This isn’t just an average spin on the all-important theme of loving someone for reasons beyond physical appearances or limitations though, as there are briefly subtle looks at other relationships with all of them not doing so hot. Even one quick segment shows an era-specific kind of taboo love rudely and heartbreakingly rejected, opening up not just the eyes of the character, but the audience’s, also emphatically sending the message to embrace all real friends for who and what they are. The Shape of Water is far more ambitious than exploring interspecies romance., as all of the characters struggle in their love life to some degree, but it’s the most unorthodox one of all flowering into something truly special, namely because it is coming from genuine affection.

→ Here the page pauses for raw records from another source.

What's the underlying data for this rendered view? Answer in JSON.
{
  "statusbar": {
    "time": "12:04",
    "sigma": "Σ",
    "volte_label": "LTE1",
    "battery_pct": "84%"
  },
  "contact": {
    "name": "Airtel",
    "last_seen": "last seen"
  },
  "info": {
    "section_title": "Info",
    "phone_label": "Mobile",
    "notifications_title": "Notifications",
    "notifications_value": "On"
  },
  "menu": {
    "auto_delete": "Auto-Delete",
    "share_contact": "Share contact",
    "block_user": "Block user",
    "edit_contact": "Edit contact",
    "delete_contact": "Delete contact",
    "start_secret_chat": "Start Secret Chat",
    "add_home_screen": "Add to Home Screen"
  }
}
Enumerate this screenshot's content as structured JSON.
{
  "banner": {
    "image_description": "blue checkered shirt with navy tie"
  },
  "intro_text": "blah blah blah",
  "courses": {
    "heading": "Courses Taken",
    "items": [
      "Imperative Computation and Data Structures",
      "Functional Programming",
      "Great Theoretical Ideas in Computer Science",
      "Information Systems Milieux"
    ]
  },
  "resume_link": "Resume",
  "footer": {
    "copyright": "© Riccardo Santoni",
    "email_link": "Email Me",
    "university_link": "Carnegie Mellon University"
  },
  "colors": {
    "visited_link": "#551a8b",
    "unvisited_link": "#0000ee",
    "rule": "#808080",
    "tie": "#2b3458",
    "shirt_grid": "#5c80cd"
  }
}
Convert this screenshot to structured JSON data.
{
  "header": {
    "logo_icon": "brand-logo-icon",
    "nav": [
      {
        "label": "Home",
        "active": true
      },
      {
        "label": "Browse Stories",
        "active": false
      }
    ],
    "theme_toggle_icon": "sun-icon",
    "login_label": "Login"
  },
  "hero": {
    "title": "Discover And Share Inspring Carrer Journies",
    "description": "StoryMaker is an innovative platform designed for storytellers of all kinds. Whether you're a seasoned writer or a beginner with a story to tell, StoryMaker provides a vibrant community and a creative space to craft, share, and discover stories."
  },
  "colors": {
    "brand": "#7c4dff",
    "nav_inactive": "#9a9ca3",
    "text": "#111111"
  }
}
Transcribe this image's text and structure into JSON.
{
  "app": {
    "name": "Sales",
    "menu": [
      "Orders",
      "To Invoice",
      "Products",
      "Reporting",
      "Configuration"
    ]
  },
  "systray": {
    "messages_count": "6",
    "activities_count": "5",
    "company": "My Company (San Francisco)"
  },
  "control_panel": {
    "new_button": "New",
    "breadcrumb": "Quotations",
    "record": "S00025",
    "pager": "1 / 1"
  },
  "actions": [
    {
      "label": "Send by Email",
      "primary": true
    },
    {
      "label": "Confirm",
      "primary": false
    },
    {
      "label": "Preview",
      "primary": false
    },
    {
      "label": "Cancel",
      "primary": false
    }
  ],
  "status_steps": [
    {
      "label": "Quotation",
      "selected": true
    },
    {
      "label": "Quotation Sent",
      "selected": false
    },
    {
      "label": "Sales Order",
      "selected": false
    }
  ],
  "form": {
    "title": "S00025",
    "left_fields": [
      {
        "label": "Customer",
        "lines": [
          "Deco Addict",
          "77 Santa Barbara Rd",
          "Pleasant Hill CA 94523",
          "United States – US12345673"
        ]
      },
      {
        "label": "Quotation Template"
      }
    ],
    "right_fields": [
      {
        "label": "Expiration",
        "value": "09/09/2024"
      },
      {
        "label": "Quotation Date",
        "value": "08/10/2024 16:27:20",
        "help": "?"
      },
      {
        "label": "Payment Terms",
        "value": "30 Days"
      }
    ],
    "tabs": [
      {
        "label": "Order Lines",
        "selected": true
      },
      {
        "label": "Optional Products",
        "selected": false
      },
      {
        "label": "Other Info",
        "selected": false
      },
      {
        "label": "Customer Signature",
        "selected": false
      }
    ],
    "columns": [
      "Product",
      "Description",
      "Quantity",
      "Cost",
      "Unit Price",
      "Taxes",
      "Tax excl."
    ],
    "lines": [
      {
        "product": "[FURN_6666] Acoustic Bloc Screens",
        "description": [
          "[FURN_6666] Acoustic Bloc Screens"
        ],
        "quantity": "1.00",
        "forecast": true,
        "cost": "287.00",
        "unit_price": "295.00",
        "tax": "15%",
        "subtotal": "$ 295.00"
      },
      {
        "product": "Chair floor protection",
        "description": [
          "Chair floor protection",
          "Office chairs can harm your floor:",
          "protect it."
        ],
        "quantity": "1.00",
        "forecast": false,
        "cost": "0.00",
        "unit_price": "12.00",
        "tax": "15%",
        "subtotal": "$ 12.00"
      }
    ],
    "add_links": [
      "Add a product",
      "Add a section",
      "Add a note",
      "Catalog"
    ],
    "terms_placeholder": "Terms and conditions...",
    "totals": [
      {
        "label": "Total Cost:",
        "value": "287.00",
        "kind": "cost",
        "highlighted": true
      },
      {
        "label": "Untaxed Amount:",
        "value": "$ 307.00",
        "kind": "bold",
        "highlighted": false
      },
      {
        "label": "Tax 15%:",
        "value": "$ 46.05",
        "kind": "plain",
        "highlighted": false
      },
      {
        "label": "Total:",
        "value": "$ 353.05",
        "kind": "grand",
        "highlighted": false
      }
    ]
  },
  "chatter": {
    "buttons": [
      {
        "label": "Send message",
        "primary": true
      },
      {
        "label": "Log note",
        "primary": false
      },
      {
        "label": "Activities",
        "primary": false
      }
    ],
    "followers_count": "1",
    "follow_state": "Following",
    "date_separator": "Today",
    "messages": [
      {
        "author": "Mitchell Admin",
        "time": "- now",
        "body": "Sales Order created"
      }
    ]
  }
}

Still, the focus of the film is always squarely on the relationship between Elisa and the amphibian creature, building to profoundly moving and exquisitely captured tender scenes of underwater love. Guillermo del Toro also dazzlingly uses splashy screens of water and appropriate sound effects to transition between scenes, and imbues the aesthetics with oceanic color grading both indoors and outdoors, all showing that his visual eye is once again in top form. Original compositions by Alexandre Desplat match that grace, mimicking the wondrous exploration of love with melodic sounds. He and del Toro even whip up a powerful dream sequence in the vein of classical cinema that incorporates timeless licensed music complete with singing; it’s the most arresting scene of the movie until the ambiguously enchanting climax.
There is not one false note or one missed beat in The Shape of Water; the romance is perfectly brought to life (even The Asset himself while not harmless unless provoked is not entirely a flawless being, actually doing something horrific but somehow swiftly forgivable). Naturally, Michael Shannon’s Strickland is an underdeveloped but terrific villain, especially when the script sets him loose on a warpath; I had the pleasure of meeting him before the movie started coming away with the impression that he is an amazing person in real life, although badly wanted to punch him in the face by the time the credits rolled. He’s that despicable here.
Without a doubt, The Shape of Water is going to rack up numerous Academy Award nominations and it will deserve every single one. It is so mesmerizing and stirring that Pan’s Labyrinth no longer holds the title of Guillermo del Toro’s masterpiece. The Shape of Water is the absolute best film of the year.
Flickering Myth Rating – Film: ★ ★ ★ ★ ★ / Movie: ★ ★ ★ ★ ★
Robert Kojder is a member of the Chicago Film Critics Association and the Flickering Myth Reviews Editor. Check here for new reviews, friend me on Facebook, follow my Twitter or Letterboxd, check out my personal non-Flickering Myth affiliated Patreon, or email me at MetalGearSolid719@gmail.com